→ **Required work**
Go through the records and extract every line with the word "erok".

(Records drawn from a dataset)

Content starts

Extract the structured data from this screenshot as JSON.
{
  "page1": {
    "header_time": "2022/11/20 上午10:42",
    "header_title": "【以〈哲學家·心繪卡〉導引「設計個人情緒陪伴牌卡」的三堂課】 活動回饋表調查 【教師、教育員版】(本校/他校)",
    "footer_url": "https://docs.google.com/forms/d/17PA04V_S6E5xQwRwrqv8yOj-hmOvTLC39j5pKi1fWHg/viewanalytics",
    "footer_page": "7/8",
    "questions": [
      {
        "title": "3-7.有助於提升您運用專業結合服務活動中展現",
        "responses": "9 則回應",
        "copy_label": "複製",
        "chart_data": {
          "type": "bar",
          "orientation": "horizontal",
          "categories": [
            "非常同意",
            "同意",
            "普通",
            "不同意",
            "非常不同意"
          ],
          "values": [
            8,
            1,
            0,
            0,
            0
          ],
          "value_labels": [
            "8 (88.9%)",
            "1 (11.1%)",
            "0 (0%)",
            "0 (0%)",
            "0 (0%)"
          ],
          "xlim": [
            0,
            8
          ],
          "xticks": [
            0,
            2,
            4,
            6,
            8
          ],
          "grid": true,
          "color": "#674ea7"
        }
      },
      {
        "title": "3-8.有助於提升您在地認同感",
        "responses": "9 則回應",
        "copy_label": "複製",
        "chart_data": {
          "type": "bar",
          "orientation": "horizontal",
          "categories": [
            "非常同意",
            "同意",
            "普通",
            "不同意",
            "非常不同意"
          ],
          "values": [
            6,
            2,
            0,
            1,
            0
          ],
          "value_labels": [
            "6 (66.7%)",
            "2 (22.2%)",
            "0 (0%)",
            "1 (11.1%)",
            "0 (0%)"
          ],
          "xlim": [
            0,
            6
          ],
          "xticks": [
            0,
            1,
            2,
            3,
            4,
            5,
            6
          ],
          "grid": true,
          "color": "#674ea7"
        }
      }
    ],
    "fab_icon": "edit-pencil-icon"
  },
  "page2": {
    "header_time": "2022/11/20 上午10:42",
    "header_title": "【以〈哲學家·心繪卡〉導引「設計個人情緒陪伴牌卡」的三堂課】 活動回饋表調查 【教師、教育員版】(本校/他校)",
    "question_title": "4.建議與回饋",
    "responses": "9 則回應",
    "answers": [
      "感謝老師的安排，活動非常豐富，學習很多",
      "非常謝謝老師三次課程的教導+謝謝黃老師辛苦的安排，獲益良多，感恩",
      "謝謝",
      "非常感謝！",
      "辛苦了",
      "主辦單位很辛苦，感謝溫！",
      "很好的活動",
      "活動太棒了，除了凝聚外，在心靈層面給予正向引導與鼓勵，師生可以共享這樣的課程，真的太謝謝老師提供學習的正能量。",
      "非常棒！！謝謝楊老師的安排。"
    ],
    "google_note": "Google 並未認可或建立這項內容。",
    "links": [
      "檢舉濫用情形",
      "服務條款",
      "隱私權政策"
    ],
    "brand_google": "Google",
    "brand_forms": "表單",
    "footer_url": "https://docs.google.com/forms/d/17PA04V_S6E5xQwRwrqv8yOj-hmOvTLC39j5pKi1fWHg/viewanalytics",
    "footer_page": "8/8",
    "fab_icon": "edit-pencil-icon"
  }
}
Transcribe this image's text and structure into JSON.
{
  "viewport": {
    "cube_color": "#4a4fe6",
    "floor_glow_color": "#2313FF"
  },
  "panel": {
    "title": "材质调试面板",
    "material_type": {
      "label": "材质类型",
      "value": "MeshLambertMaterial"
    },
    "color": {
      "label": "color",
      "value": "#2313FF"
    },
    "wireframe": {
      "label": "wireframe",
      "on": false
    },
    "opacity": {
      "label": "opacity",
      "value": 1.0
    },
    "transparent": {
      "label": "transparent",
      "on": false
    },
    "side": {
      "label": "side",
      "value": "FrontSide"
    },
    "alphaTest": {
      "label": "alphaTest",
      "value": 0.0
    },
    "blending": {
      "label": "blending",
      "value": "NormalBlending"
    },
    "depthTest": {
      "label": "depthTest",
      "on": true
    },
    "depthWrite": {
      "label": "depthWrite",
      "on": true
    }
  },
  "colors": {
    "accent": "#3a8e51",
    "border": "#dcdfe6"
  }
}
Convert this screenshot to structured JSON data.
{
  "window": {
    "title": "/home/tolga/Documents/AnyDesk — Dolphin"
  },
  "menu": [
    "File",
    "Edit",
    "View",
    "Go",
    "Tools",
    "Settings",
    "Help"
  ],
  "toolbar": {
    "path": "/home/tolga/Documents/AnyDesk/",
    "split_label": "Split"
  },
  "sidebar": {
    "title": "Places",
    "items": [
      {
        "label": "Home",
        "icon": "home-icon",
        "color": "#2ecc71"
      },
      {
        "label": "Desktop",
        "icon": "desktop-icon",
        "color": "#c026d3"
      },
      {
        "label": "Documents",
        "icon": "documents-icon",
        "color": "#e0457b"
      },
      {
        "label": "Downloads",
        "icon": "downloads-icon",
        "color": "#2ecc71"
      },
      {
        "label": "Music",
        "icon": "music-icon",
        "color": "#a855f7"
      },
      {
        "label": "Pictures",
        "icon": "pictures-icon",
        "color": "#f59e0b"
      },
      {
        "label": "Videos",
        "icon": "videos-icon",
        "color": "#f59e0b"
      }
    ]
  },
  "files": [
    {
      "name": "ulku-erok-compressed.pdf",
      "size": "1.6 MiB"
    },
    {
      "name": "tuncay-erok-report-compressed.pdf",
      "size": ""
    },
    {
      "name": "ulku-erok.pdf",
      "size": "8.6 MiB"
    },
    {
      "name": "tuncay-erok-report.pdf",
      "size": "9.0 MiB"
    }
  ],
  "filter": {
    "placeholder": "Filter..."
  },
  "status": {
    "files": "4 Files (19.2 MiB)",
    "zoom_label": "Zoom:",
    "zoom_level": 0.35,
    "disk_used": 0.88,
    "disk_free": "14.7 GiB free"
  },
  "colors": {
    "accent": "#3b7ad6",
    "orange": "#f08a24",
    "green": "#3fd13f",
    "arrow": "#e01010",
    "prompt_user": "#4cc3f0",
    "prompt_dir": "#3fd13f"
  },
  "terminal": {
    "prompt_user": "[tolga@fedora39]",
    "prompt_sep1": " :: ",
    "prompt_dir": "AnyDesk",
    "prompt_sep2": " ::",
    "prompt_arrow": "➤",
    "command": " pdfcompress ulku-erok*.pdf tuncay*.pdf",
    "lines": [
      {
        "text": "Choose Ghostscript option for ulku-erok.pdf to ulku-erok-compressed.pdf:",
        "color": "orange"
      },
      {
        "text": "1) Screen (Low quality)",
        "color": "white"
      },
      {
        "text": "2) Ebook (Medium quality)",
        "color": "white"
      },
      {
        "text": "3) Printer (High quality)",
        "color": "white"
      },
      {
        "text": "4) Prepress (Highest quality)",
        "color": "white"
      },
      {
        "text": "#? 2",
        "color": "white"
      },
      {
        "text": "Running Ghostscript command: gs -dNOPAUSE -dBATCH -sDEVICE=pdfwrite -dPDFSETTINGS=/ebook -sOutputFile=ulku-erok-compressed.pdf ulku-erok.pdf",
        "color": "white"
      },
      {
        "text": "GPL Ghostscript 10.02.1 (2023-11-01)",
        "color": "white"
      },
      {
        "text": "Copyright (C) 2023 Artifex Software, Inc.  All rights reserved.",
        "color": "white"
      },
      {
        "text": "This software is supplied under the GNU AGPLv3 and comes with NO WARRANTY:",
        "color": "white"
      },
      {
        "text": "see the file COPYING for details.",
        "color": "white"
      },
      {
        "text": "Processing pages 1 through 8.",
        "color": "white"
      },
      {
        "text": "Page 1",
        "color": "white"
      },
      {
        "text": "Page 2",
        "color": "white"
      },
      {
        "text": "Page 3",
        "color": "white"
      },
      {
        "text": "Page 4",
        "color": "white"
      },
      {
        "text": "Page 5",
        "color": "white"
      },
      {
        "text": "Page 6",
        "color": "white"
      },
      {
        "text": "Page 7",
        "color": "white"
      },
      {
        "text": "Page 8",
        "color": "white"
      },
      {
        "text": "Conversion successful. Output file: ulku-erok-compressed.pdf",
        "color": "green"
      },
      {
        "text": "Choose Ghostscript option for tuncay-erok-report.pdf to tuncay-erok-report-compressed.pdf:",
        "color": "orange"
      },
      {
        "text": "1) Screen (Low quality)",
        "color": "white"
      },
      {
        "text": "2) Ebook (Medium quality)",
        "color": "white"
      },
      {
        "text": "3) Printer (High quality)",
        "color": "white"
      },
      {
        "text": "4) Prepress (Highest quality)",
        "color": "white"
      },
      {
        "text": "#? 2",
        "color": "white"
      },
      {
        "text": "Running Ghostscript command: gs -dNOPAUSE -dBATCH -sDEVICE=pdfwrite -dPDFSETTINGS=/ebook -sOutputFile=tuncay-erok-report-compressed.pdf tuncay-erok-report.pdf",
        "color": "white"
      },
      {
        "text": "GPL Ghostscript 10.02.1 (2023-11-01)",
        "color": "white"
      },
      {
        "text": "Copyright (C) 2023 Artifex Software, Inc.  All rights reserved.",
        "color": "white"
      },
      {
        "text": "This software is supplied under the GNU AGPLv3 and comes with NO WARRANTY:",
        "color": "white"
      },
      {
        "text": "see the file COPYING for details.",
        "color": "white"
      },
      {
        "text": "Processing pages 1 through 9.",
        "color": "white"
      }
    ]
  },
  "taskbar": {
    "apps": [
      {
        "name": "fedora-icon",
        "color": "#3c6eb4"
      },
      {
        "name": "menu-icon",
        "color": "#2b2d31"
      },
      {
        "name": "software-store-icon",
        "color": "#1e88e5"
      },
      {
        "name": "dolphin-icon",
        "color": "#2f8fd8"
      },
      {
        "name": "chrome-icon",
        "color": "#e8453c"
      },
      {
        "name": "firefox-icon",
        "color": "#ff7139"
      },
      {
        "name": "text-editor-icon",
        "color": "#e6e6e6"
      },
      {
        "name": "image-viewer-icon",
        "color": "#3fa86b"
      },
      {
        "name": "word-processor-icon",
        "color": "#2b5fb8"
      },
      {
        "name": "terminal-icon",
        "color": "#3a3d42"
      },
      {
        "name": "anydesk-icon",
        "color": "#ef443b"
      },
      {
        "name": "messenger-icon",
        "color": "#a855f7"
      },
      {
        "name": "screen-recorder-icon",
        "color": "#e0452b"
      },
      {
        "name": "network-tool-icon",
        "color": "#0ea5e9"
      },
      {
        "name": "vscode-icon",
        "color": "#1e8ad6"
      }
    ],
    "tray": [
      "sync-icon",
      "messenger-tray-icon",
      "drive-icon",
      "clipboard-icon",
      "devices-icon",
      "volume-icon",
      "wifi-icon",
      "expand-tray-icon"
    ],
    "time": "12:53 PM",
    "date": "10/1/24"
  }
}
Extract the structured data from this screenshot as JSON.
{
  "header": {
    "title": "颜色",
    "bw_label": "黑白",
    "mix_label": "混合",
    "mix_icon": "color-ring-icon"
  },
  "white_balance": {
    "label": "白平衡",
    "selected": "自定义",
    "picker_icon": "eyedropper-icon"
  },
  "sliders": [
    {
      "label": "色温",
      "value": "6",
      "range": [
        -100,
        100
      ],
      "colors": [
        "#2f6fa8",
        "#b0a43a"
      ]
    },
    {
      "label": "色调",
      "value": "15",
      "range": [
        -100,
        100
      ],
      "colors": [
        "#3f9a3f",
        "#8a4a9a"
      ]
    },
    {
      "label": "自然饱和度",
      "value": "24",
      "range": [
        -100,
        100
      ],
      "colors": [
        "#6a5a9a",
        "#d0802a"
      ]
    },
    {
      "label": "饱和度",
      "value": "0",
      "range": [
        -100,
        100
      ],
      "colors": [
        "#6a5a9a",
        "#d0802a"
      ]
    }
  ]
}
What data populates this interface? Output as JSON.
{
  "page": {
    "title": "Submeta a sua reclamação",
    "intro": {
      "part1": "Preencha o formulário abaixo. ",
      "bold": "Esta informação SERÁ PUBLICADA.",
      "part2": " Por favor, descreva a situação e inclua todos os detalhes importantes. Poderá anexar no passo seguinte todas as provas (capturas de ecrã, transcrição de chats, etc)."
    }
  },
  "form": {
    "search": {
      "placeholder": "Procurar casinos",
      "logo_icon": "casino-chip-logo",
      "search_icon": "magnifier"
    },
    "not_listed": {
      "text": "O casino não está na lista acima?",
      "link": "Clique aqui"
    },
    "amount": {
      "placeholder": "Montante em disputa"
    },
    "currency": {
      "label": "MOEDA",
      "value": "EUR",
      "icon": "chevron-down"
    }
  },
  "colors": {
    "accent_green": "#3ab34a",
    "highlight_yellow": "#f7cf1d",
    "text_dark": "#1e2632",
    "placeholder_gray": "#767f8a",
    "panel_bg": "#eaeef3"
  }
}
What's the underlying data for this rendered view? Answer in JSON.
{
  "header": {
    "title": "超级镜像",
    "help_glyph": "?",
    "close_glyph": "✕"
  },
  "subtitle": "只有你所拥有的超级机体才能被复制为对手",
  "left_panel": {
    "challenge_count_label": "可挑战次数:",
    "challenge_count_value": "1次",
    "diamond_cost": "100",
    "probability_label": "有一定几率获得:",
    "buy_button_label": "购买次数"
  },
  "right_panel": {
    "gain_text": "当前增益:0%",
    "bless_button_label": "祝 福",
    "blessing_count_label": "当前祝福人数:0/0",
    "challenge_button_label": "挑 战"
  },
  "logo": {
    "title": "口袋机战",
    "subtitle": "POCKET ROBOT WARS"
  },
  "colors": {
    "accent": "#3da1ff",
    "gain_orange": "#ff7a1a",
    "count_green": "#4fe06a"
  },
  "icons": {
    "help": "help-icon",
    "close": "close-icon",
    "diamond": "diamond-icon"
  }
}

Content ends

→ **Response area**
      "name": "ulku-erok-compressed.pdf",
      "name": "tuncay-erok-report-compressed.pdf",
      "name": "ulku-erok.pdf",
      "name": "tuncay-erok-report.pdf",
    "command": " pdfcompress ulku-erok*.pdf tuncay*.pdf",
        "text": "Choose Ghostscript option for ulku-erok.pdf to ulku-erok-compressed.pdf:",
        "text": "Running Ghostscript command: gs -dNOPAUSE -dBATCH -sDEVICE=pdfwrite -dPDFSETTINGS=/ebook -sOutputFile=ulku-erok-compressed.pdf ulku-erok.pdf",
        "text": "Conversion successful. Output file: ulku-erok-compressed.pdf",
        "text": "Choose Ghostscript option for tuncay-erok-report.pdf to tuncay-erok-report-compressed.pdf:",
        "text": "Running Ghostscript command: gs -dNOPAUSE -dBATCH -sDEVICE=pdfwrite -dPDFSETTINGS=/ebook -sOutputFile=tuncay-erok-report-compressed.pdf tuncay-erok-report.pdf",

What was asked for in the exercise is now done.